B.B. argues her due process and statutory rights to be present in person were violated. Though it finds no basis for a constitutional right to be present like that a criminal defendant has, Illinois v. Allen, 397 U.S. 337, 338 (1970), the court does note that § 885.60(2)(a) provides that, “[e]xcept as may otherwise be provided by law,” a respondent in a TPR proceeding “is entitled to be physically present in the courtroom” during the dispositional hearing, and § 885.60(2)(d) provides that, if a respondent in a TPR proceeding objects to the use of videoconferencing technology “regarding any proceeding where he or she is entitled to be physically present in the courtroom, the court shall sustain the objection.” Thus, under § 885.60 a court cannot normally hold a dispositional hearing using videoconferencing technology over a TPR respondent’s objection. (¶¶49-50 (also citing Adams County HHS v. D.J.S., 2019AP506, unpub. slip op. ¶¶27-31 (WI App June 20, 2019)).
But the court of appeals rejects B.B.’s argument that her statutory right to be present was violated, for two reasons.

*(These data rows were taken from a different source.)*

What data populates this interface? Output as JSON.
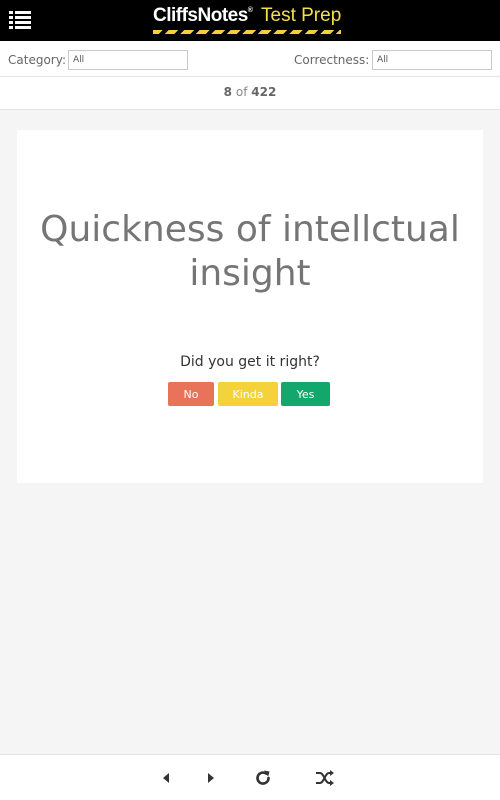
{
  "header": {
    "brand": "CliffsNotes",
    "brand_mark": "®",
    "product": "Test Prep",
    "menu_icon": "list-menu-icon"
  },
  "filters": {
    "category_label": "Category:",
    "category_value": "All",
    "correctness_label": "Correctness:",
    "correctness_value": "All"
  },
  "counter": {
    "current": "8",
    "separator": "of",
    "total": "422"
  },
  "card": {
    "term": "Quickness of intellctual insight",
    "prompt": "Did you get it right?",
    "buttons": {
      "no": "No",
      "kinda": "Kinda",
      "yes": "Yes"
    }
  },
  "colors": {
    "no": "#e8735a",
    "kinda": "#f3d23b",
    "yes": "#12a86b",
    "logo_accent": "#f4e04d"
  },
  "footer": {
    "icons": [
      "previous-icon",
      "next-icon",
      "restart-icon",
      "shuffle-icon"
    ]
  }
}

First, B.B. appeared at the dispositional hearing through videoconferencing and didn’t object, so she forfeited her right to raise the issue. (¶51). Second, the dispositional hearing in this case didn’t occur in “normal times,” and the Wisconsin Supreme Court had issued orders regarding circuit court procedure during the COVID-19 pandemic. The order in effect in July 2020 expressly suspended the provisions of § 885.60(2)(d) (see here, footnote 1). B.B. doesn’t develop an argument challenging the supreme court’s use of its authority to suspend the statute, so the court concludes it was validly suspended and inapplicable at the time of B.B.’s dispositional hearing. (¶52).